_WHAT THE EXERCISE ASKS:_ Go through the data below and copy each line where the word "Tokyo" occurs.

____ EXERCISE MATERIALS

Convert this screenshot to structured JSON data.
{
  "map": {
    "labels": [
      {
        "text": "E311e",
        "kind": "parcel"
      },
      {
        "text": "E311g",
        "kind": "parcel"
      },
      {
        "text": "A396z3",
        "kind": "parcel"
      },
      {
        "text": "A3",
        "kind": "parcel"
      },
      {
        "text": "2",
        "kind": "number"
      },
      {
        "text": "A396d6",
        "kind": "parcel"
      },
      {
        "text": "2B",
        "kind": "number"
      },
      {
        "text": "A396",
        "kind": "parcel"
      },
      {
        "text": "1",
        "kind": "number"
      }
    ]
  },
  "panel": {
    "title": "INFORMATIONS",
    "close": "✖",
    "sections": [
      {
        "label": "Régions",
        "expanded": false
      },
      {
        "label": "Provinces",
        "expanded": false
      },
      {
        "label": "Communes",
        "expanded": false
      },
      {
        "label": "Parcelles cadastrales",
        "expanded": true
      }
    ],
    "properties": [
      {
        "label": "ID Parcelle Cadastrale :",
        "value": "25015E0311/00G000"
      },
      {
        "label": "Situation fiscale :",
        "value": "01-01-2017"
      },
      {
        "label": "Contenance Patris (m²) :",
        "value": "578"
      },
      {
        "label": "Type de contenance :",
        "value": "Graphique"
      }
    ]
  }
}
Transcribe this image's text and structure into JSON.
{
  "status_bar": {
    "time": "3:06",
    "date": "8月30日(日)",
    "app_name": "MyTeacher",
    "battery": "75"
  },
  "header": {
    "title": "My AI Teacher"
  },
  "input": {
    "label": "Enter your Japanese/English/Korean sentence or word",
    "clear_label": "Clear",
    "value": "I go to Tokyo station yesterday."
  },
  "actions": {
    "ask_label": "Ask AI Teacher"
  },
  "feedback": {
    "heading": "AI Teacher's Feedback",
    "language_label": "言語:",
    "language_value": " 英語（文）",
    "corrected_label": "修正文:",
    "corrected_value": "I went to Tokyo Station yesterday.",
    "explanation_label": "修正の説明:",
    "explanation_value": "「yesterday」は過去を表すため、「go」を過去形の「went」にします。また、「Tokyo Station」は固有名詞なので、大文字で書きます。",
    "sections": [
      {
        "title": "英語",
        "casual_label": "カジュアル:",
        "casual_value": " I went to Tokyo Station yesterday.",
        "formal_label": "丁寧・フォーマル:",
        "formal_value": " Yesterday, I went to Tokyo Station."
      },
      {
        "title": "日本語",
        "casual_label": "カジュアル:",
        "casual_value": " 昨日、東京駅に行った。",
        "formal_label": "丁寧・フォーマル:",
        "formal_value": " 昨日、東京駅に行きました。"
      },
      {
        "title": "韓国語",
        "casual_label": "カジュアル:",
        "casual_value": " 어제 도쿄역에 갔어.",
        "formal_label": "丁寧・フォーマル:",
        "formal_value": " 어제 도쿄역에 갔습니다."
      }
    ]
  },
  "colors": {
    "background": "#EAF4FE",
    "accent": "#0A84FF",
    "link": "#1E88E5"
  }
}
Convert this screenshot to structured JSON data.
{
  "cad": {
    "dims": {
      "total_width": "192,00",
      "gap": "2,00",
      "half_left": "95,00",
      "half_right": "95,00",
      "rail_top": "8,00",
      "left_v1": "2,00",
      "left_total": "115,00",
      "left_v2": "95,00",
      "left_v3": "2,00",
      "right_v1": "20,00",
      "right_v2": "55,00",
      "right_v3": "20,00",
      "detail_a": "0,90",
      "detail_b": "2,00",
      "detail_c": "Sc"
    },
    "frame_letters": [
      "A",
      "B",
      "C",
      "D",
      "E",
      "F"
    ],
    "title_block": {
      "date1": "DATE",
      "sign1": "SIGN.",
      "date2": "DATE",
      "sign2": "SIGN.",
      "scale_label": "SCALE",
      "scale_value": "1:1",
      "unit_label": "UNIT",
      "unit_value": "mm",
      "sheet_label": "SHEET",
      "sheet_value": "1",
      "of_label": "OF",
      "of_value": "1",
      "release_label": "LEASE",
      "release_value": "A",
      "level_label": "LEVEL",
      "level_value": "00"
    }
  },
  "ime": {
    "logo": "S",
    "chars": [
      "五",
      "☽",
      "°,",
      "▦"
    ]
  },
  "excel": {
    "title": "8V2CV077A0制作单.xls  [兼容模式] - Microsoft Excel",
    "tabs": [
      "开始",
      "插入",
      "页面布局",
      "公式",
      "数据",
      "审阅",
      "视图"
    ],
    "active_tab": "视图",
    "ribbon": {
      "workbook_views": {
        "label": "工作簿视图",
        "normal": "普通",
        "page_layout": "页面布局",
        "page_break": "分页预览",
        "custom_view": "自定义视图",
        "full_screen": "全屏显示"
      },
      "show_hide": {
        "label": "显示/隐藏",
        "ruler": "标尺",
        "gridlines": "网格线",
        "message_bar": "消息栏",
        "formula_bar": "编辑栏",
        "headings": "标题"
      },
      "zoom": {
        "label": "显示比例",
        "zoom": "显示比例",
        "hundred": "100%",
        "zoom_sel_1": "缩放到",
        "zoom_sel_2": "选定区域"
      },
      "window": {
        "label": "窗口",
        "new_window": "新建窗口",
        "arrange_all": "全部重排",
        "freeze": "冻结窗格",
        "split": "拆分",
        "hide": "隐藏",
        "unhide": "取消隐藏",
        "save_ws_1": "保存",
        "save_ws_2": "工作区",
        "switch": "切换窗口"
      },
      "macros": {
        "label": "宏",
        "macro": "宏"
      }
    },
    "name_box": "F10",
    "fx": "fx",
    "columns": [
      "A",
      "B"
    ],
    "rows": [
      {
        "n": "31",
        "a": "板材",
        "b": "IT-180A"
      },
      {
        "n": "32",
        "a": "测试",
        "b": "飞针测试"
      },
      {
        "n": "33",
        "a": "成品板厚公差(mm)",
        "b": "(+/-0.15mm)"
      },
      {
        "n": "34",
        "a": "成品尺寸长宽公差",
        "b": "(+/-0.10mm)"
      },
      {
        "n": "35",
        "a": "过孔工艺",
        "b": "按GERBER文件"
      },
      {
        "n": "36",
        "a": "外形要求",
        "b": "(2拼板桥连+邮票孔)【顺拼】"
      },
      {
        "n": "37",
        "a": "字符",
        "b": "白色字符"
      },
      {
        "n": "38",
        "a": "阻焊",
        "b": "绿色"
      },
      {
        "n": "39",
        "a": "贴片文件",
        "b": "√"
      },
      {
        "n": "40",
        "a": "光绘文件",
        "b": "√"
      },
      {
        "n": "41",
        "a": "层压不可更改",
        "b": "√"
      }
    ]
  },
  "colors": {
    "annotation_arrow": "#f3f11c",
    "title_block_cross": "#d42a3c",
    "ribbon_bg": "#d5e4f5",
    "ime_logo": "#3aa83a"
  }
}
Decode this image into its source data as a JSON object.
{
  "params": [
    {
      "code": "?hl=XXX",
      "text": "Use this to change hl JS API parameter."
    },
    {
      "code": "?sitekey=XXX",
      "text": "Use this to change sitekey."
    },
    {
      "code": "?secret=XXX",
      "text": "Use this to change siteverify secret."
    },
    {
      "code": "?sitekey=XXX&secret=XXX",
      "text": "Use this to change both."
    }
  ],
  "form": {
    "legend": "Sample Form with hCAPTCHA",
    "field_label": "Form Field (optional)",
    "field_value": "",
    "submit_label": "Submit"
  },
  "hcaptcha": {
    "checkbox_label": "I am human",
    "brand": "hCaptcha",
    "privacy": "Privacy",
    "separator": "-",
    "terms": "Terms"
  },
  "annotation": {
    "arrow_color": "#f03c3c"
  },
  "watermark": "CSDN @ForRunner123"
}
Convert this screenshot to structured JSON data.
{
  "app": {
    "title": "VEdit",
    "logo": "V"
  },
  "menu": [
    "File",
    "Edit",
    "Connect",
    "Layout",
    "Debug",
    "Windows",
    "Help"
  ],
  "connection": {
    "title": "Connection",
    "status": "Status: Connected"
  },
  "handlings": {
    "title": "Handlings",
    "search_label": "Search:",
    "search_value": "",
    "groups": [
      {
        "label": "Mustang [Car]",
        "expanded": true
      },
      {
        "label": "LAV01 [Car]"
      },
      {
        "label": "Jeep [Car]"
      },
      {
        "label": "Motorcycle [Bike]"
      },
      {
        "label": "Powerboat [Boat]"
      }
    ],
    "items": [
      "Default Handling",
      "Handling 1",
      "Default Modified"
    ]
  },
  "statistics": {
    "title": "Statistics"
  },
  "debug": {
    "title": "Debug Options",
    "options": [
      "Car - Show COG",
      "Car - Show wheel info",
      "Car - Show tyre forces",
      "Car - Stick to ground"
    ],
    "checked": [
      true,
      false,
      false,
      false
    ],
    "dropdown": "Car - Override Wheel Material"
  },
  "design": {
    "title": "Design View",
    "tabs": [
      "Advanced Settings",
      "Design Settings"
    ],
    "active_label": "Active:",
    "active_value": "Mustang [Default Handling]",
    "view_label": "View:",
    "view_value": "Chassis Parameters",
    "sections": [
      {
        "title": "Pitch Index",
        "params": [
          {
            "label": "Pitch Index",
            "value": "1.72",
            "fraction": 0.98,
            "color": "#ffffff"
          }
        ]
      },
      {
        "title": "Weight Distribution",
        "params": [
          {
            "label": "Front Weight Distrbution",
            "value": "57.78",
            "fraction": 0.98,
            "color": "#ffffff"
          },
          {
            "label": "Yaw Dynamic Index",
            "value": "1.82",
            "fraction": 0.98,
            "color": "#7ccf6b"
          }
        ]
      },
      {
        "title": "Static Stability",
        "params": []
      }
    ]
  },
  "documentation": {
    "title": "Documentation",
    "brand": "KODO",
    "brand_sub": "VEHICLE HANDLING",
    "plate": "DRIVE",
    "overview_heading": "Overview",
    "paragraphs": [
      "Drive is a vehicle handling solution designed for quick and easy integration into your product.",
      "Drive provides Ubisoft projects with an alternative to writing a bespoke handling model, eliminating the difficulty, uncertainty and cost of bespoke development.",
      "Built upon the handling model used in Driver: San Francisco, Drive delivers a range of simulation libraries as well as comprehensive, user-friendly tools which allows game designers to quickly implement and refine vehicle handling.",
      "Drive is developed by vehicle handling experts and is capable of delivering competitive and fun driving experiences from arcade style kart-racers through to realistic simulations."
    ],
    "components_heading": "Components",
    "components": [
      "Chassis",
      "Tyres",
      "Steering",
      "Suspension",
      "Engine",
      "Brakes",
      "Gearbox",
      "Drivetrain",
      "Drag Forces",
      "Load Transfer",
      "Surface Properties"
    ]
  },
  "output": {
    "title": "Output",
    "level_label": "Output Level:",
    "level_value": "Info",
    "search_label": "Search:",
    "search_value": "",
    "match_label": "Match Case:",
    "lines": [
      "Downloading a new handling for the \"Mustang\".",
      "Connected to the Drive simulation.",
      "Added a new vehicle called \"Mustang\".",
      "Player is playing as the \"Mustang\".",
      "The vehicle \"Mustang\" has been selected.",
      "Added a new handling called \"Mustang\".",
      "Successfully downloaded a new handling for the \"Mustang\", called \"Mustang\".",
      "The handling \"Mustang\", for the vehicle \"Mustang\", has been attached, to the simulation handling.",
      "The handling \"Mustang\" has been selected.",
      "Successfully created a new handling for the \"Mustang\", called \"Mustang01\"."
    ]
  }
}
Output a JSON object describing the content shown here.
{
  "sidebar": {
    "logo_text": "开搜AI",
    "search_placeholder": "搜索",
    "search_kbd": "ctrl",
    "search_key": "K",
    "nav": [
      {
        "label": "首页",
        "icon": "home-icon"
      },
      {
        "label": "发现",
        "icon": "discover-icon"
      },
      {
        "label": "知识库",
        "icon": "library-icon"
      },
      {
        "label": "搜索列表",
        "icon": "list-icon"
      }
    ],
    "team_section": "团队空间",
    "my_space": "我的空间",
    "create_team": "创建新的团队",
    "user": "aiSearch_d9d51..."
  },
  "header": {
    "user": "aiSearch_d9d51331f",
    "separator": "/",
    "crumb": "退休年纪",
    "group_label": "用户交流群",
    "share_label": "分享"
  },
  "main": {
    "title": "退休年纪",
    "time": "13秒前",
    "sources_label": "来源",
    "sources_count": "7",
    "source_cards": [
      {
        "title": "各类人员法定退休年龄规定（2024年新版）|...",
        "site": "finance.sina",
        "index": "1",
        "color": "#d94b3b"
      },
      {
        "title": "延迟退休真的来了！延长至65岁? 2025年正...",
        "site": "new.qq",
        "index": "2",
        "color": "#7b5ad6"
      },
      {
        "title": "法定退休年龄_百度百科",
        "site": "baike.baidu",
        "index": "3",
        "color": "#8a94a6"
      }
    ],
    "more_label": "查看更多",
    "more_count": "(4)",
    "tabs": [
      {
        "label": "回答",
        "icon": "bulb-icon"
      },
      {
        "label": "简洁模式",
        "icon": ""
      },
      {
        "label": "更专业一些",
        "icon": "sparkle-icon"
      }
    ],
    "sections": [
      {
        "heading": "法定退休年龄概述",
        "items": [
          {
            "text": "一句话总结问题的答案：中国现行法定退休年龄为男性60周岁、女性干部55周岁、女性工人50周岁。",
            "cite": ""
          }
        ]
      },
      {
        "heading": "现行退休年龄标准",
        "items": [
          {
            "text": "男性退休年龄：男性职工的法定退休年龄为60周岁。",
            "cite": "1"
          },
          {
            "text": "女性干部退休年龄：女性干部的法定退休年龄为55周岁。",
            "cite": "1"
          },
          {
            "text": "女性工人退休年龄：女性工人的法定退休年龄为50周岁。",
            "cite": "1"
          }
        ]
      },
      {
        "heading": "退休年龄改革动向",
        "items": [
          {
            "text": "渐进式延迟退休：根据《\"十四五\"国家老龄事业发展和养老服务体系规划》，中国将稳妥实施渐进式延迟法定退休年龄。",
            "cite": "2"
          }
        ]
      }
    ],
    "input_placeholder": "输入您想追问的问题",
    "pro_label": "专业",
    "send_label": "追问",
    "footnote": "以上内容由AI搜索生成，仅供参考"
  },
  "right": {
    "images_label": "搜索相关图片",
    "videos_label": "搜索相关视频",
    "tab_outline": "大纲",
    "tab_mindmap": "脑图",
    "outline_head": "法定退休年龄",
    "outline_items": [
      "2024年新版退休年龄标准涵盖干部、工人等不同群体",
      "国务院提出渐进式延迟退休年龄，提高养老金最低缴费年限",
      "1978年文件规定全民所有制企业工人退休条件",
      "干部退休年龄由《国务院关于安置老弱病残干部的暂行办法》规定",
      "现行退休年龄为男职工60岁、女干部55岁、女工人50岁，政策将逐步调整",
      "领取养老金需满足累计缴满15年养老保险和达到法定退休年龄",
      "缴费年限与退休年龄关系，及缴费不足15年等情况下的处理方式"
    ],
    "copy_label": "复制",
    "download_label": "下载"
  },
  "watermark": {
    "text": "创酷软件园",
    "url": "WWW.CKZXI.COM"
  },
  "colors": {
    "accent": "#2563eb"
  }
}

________

_RESPONSE BOX:_
    "value": "I go to Tokyo station yesterday."
    "corrected_value": "I went to Tokyo Station yesterday.",
    "explanation_value": "「yesterday」は過去を表すため、「go」を過去形の「went」にします。また、「Tokyo Station」は固有名詞なので、大文字で書きます。",
        "casual_value": " I went to Tokyo Station yesterday.",
        "formal_value": " Yesterday, I went to Tokyo Station."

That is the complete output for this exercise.